Awarded by Time magazine as the Best Design of the 20th Century, the iconic LCW or “Lounge Chair Wood” began as an experiment in the Eameses’ apartment in 1946, where American husband-and-wife design team Charles and Ray Eames were molding plywood into organic forms yielded this design icon.
In the early 1940s, when Charles Eames was working on MGM set designs, he and his wife, Ray, were experimenting with wood-molding techniques that would have profound effects on the design world. Their discoveries led to a commission from the US Navy to develop plywood leg splints, stretchers, and glider shells, molded under heat and pressure, that were used successfully in World War II.（via Herman Miller）
When the war was over, Charles and Ray applied the technology they had created to making affordable, high-quality chairs that could be mass-produced using dimensionally shaped surfaces instead of cushioned upholstery.
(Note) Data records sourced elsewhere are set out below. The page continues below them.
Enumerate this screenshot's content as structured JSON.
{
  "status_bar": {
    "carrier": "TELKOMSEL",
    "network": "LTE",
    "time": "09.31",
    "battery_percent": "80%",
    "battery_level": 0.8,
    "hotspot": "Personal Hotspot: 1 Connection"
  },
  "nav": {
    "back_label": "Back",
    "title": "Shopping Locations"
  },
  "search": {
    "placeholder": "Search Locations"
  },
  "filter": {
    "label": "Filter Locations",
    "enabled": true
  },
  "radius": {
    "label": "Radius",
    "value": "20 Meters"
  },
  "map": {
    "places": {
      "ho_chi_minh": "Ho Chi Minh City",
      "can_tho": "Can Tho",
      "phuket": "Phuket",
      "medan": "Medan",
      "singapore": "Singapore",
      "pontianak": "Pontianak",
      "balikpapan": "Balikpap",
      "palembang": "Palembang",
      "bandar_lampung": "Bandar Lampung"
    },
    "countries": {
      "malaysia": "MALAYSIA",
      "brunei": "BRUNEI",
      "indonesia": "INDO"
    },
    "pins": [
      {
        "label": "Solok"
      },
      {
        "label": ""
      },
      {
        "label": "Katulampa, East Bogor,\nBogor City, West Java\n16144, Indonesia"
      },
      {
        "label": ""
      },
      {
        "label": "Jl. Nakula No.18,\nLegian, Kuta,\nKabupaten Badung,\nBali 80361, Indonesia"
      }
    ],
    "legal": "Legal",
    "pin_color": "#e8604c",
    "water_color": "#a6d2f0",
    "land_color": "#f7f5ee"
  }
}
When they found that plywood did not withstand the stresses that occurred where the chair seat and back met, they abandoned their original single-shell idea in favor of a chair that had separate molded-plywood panels for the back and seat. The process eliminated the extraneous wood needed to connect the seat with the back, which reduced the weight and visual profile of the chair and established a basis for modern furniture design.（via Herman Miller）
Charles Ormond Eames, Jr (1907–1978) and Bernice Alexandra "Ray" Kaiser Eames (1912–1988) who made significant historical contributions to the development of modern architecture and furniture. They also worked in the fields of industrial and graphic design, fine art and film.
creater_ Charles and Ray Eames
maker_ Herman Miller
year of design_ 1946